Satoshi Miki is best known as a director of comedy, including episodes of the 2006-07 cult hit “Jiko Keisatsu (Time Limit Investigator)” series for TV Asahi and seven feature films. But when I programmed a special Miki section for the Udine Far East Film Festival in 2008, I realized anew how, film by film, his aims had grown beyond extracting laughs with his trademark absurdist gags, as popcorn-spewingly funny as they might be. In what many consider his best film to date, 2007’s “Tenten (Adrift in Tokyo),” Miki transformed an oddball road-movie setup — a middle-aged loan shark and his college student client/victim embark on a walk across Tokyo — into an offbeat, surprisingly moving ode to cross-generational friendship and the city itself.
His new film “Ore Ore (It’s Me, it’s Me),” which had its world premiere at Udine last month with Miki and star Kazuya Kamenashi in attendance, goes even further beyond cute quirk territory into the strange and nightmarish. There are gags aplenty, in the dry, understated style familiar from his other films, but there is also an unsettling surrealism that undermines both a conventional understanding of the story — and reality.
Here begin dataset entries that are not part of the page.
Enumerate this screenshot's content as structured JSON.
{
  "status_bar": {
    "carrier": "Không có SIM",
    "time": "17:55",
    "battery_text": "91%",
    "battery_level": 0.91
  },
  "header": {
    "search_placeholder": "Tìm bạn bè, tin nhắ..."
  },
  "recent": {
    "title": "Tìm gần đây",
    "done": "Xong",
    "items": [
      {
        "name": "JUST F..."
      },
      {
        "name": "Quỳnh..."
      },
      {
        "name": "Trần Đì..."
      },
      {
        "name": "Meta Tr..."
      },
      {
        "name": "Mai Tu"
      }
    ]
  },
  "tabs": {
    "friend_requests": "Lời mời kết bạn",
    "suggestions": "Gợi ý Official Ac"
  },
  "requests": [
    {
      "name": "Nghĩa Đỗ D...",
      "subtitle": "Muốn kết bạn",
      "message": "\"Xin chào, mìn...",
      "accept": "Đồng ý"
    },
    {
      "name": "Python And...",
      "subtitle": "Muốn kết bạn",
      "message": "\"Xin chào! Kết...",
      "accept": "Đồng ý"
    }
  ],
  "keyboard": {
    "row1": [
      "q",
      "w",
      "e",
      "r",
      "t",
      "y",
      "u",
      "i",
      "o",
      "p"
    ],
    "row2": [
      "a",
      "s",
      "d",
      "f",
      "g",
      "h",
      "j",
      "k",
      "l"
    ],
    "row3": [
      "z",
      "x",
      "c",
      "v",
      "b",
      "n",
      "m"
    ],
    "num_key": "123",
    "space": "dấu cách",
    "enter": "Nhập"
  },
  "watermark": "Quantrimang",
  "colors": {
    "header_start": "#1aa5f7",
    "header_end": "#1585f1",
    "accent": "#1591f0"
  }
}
The film starts as an offbeat caper comedy. Hitoshi (Kamenashi), a failed photographer turned electronics-store clerk, uses the cellphone an obnoxious fellow customer leaves behind in a fast-food joint to call the customer’s mother and, impulsively posing as her son Daiki in a jam, persuades her to transfer ¥900,000 to his depleted bank account — an actual, often-used scam in Japan known as “ore ore.”
|Rating||out of 5|
|Run Time||119 minutes|
|Opens||Opens May 25, 2013|
Soon after, however, he not only has a bizarre encounter with his victim, who calls him Daiki and treats him as her real-life, flesh-and-blood son, but runs into a stern-faced doppelganger who claims to be Hitoshi and calls him an imposter. Soon, to his bafflement and horror, yet another double, this one on the wild and crazy side and calling himself Nao, pops up, The three “triplets” eventually meet and form a sort of club, which makes bizarre sense since they have a lot in common.
The original Hitoshi (if he is indeed the “original”) gamely adapts to his new circumstances and even finds advantages in being one of triplets, but the strangeness escalates with the emergence of “defective” Hitoshi copies and the deterioration of everyday reality (or rather Hitoshi’s version of it) into a surreal nightmare.
Then the copies begin vanishing and people around the “original,” including a sexy, mysterious customer named Sayaka (Yuki Uchida) and Hitoshi’s weirdly self-involved boss, Tajima (Ryo Kase), become sucked into the mad vortex that is his world.
Based on a prize-winning novel by Tomoyuki Hoshino, “It’s Me, it’s Me” is reminiscent of “Being John Malkovich,” the 1999 Spike Jonze film about an unemployed puppeteer who discovers a portal into actor John Malkovich’s brain. When in the course of the story Malkovich himself enters the portal, he emerges into a world populated by other Malkoviches, who can only say “Malkovich.” In other words, the ultimate narcissistic hell.
But what is a minor motif in Jonze’s film is a major one is Miki’s. (The director, in fact, has claimed inspiration from various sources, from Monty Python to Jonze and Charlie Kaufman’s 2002 film “Adaptation.”) Filmed with a cheerful disregard for grass-is-green logic, it may send the more emotionally fragile or rigidly rational hurtling toward the exit. There is a lot to process, like gazing into an infinite recession of mirrors in your local fun house.
But Miki, who also wrote the script, maintains the same fine, tight control over his mind-bending material as he did in “Adrift in Tokyo.” And as in the previous film, he weaves deeper themes, as well as a wealth of dryly funny sight gags, into his slight story, but with more abandon and ambition, as though he were trying to not only out-Jonze Jonze and out-Kaufman Kaufman, but also to out-Kafka Franz Kafka, who may have transformed his salesman hero Gregor Samsa into a giant bug in his novella “The Metamorphosis,” but at least did not clone the poor sod into infinity.
Fun fact: Best known for more serious roles, Ryo Kase also does obnoxious characters to black-comic perfection. Evidence: His slithery gang lieutenant in “Outrage Beyond” and his annoying store manager in “Ore Ore.”
IN FIVE EASY PIECES WITH TAKE 5